In addition to this complicated advancement, the American Heart Association (AHA) has also taken some great strides this past year. The first of the two advancements they made this year is on hypertrophic cardiomyopathy. You may be asking yourself, “what is hypertrophic cardiomyopathy?” Well, someone would be diagnosed with this condition when their “heart muscle thickens and can stiffen (Healthline 2). They found a new drug that can be taken over 30 weeks and help with the condition; this new drug is called mavacamten (PMC 2). In the study, 251 adults participated and 59% were treated with mavacamten and the other 49% with placebo. After the study was completed, they found that “patients on mavacamten had greater reductions than those on placebo in post-exercise LVOT gradient” (PMC 3). What this means is that the participants who were given mavacamten had better results overall. Their condition was lessened and they were able to be more active than those given placebo. 

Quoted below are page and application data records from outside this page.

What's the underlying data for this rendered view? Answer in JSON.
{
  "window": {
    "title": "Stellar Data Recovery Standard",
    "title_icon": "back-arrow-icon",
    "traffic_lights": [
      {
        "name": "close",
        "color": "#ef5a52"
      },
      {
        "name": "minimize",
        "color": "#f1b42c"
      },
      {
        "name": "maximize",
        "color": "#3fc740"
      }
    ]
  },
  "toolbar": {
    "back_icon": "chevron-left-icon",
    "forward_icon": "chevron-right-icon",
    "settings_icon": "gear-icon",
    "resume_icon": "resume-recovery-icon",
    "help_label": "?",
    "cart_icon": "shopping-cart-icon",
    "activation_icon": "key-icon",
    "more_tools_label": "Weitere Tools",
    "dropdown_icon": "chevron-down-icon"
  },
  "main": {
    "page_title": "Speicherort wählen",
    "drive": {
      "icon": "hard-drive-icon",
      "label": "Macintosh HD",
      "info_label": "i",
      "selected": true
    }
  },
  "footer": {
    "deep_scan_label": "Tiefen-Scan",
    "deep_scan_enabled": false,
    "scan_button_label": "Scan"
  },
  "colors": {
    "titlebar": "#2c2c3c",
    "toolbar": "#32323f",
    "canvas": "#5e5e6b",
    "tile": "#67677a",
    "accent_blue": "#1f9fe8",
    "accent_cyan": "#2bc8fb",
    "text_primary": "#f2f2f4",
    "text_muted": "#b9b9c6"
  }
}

Furthering the AHA’s accomplishments of 2020, they found a new treatment for atrial fibrillation (AFib). Although AFib and coronary heart disease are similar, this new treatment will most likely not help patients with coronary heart disease (Healthline 3). To prove this idea, a study was conducted using 5,179 people who had either moderate to severe ischemia. They grouped people into invasive strategy and conservative strategy. In the end, they found that either group did not have a great success rate and was therefore not useful (Ischemia). This study leads us into the actual treatment for AFib. They have come up with conservative and invasive surgeries to help prevent strokes. Across the board, this treatment has helped so many and can help a plethora of people. 

The fourth and final medical breakthrough we will talk about from 2020 is cystic fibrosis. Traditionally, people with cystic fibrosis would be given treatments that attempted to stop and/or prevent effects on their organs and systems. In a sense, they weren’t treating the disease, rather they were almost trying to salvage the rest of your body. Although, this new medication that they have come up with is something different entirely. According to Deborah K. Froh, M.D., FAAP, and Amy B Dettori, M.D., this drug “combines two “corrector” molecules (elexacaftor and tezacaftor) that addresses protein misfolding plus a “potentiator” (ivacaftor) that improves chloride channel opening” (Froh et al. 2020). What this means, is that this therapy allows the chloride channel opening to become larger and corrects the true root of cystic fibrosis. 

In conclusion, 2020 was a year full of medical breakthroughs and advancements. Even though it may seem that COVID-19 took over the world, we were still able to make great strides with the vaccine and the advancements listed in this article. There were many more breakthroughs that were not mentioned, so feel free to take some time and look them up if you are interested. Hopefully, this opened your eyes to see that 2020 wasn’t all bad and that we are making great strides in the right direction.